Ontario situation quite different for now
As for whether Ontario growers need to worry about corn rootworm, and the efficacy of various hybrids, Tracey Baute suggests there is still time before corn rootworm becomes as serious a problem in the province as it is in the Corn Belt. “They do deal with a lot heavier populations there, a more consistent presence of the rotation variant and more pressure for using the technology. But our use rate for
corn rootworm traits so far has been pretty low here in Canada, so we still have a learning curve,” concedes Baute, the field crops entomologist for the Ontario Ministry of Agriculture, Food and Rural Affairs.

Although newer stacks forecast to be released in the next four or five years may create some confusion about refuges, it is also a fact that the greater number of traits stacked with different modes of action to control rootworm, the more unlikely it is for corn rootworm to adapt and build resistance. “Corn rootworm is a much more challenging insect and it has the ability to overcome resistance: its biology and behaviour are completely different than corn borer.”

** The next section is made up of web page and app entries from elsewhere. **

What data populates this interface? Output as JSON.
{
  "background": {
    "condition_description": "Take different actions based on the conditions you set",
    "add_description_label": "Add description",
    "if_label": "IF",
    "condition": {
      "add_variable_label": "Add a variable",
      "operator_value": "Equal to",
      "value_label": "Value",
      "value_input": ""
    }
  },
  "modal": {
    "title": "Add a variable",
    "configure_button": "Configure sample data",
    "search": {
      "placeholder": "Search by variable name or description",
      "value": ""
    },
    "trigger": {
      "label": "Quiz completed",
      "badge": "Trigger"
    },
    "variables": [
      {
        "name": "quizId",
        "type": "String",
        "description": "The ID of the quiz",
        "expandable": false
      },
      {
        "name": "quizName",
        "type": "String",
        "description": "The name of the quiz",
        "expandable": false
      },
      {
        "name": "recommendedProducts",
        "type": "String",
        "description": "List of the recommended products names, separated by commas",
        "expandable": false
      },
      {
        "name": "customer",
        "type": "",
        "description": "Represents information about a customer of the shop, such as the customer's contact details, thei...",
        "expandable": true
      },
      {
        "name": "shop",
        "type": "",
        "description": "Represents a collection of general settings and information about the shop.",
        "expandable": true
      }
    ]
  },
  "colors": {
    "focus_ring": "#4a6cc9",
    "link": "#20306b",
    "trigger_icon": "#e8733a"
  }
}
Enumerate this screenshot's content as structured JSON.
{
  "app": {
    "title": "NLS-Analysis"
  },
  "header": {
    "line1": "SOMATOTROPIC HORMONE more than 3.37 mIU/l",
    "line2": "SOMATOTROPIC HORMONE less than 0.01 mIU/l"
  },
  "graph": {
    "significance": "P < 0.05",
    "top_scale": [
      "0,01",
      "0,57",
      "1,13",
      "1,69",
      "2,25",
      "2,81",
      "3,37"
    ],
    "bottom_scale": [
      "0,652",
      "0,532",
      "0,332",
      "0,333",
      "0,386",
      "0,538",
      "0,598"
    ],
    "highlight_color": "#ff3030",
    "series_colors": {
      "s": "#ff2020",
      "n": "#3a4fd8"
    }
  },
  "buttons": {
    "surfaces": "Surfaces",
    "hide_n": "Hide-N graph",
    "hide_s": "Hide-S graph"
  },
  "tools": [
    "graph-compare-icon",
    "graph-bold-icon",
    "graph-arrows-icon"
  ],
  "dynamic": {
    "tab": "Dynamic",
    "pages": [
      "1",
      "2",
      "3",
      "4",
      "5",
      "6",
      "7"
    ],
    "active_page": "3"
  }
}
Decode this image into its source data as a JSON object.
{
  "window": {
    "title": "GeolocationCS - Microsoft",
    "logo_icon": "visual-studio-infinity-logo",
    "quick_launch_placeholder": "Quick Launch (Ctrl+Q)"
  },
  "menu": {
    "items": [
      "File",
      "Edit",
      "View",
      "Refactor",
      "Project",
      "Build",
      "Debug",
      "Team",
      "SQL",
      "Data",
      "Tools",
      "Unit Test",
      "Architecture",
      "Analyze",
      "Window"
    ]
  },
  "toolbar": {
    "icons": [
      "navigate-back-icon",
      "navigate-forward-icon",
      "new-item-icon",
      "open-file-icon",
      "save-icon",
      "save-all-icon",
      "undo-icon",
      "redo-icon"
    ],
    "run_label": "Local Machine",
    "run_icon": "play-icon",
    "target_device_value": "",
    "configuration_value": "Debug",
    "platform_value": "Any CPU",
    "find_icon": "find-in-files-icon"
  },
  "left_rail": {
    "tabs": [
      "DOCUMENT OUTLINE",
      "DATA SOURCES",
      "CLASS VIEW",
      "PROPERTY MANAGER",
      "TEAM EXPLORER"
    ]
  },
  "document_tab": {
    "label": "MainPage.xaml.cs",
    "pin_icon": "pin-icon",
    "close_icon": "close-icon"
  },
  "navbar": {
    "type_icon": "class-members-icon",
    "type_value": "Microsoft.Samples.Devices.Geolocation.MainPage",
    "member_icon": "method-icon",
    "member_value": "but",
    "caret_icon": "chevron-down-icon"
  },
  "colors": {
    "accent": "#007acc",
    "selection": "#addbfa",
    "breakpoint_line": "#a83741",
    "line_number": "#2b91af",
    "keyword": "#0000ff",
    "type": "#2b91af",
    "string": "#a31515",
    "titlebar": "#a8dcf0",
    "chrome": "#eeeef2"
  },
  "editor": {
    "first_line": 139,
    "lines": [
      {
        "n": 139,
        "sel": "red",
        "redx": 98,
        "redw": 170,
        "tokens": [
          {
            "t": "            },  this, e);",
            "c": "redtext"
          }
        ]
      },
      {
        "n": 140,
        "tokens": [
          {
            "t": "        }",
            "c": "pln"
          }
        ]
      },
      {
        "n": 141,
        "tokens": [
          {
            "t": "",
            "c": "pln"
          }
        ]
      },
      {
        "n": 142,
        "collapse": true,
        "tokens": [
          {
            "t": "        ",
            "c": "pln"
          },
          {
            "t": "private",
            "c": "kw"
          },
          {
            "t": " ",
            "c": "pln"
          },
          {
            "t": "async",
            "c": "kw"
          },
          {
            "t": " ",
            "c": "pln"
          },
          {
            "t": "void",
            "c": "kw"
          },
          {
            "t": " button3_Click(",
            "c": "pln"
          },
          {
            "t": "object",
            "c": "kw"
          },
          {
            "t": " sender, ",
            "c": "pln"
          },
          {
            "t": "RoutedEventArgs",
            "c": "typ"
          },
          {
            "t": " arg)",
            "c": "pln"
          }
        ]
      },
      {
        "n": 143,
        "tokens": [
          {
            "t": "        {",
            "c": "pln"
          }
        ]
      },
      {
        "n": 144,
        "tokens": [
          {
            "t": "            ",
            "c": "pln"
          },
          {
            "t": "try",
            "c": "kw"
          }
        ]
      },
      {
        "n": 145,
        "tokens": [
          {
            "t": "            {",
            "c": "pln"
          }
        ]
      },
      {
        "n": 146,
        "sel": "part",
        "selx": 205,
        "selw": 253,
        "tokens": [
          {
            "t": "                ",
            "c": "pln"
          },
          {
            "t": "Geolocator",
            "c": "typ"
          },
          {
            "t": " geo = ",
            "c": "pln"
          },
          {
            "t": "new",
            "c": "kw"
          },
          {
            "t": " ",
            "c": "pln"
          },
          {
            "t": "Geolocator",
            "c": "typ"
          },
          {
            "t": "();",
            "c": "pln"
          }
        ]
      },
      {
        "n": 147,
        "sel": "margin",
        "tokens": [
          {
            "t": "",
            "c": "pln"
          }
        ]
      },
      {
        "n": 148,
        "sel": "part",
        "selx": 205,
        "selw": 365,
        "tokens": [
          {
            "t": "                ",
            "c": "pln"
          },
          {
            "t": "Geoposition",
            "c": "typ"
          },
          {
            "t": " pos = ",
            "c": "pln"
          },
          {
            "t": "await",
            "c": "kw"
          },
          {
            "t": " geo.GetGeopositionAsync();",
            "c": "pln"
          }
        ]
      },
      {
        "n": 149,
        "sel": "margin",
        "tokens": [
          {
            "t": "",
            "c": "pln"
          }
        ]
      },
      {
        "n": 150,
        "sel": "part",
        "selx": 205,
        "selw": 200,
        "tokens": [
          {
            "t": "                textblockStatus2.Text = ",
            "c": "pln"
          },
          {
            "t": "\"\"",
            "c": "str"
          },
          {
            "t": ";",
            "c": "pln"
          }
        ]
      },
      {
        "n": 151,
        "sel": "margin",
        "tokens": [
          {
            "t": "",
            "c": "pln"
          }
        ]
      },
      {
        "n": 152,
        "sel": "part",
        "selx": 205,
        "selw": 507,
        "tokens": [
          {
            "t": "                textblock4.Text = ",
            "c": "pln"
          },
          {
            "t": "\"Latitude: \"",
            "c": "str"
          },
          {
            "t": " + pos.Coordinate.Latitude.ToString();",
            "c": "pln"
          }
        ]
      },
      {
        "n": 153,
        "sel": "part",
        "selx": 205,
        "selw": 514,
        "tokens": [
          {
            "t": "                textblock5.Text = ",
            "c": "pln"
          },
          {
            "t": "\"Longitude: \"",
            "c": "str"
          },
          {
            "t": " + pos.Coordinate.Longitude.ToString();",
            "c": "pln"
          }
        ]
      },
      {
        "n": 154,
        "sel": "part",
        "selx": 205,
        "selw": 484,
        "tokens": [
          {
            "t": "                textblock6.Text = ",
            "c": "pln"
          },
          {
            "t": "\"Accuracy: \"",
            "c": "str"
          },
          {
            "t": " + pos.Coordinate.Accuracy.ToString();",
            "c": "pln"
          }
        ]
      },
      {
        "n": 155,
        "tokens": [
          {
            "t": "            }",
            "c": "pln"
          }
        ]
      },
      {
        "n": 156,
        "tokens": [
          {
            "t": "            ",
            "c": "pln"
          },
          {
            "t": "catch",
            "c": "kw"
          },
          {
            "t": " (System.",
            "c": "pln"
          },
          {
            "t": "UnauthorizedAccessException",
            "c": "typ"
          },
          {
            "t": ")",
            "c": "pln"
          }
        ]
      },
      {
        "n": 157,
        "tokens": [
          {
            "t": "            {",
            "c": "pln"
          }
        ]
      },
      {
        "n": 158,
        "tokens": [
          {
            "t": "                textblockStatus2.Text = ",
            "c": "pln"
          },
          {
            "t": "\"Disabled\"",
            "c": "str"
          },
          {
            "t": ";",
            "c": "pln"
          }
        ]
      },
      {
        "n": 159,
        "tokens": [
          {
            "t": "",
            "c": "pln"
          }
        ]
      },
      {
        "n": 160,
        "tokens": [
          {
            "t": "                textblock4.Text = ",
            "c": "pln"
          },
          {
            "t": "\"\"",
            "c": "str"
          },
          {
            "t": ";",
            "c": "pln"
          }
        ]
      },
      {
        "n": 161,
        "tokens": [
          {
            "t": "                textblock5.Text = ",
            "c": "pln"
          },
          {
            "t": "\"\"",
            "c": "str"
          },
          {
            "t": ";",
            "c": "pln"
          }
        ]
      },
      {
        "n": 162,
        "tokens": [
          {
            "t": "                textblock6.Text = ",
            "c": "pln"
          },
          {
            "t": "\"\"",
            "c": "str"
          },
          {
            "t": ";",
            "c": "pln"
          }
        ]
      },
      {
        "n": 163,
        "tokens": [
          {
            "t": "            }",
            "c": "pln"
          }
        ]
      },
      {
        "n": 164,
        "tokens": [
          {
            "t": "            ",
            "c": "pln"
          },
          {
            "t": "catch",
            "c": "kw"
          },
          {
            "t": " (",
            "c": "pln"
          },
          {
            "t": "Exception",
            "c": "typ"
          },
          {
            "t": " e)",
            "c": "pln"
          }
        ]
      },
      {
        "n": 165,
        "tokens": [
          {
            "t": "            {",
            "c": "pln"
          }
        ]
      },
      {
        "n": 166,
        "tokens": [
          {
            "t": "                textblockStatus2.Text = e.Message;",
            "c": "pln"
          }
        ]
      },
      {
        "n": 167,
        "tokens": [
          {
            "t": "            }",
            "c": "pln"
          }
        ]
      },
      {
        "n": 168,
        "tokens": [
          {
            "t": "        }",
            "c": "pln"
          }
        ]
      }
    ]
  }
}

One of Baute’s big concerns about the development of resistance within rootworm is the technology imparted to Bt corn hybrids has been so good, it is causing some growers to become complacent. Some might even take that activity for granted, or that it has been imparted into hybrids to provide the same level of control against rootworm. “We have to be very diligent in ensuring we follow the resistance management practices in place so that we can at least increase the time frame prior to resistance occurring,” says Baute. “In a way, it’s been to our disadvantage that the corn borer technology and resistance management strategies have worked so well, because we’ve had it for 10 years out there and no resistance has taken place.”

Yet it is not as though using Bt technology as an analogy works either. Baute says there are growers
who just want to plant their Bt hybrids and then not worry about the insect after that. “But you still need to scout and you also have to provide a refuge to allow these insects to mate and reduce the risk of resistance developing,” reasons Baute. “That’s why I’m concerned with Bt and the seed treatments. It’s getting so simple that we forget there is still a human element that has to be applied to ensure the insects don’t develop resistance.”

And the same management practice will have to apply if continuous corn acreage increases and results in an increase in rootworm activity in Ontario. Patience may be a virtue, but diligence has its rewards. -end-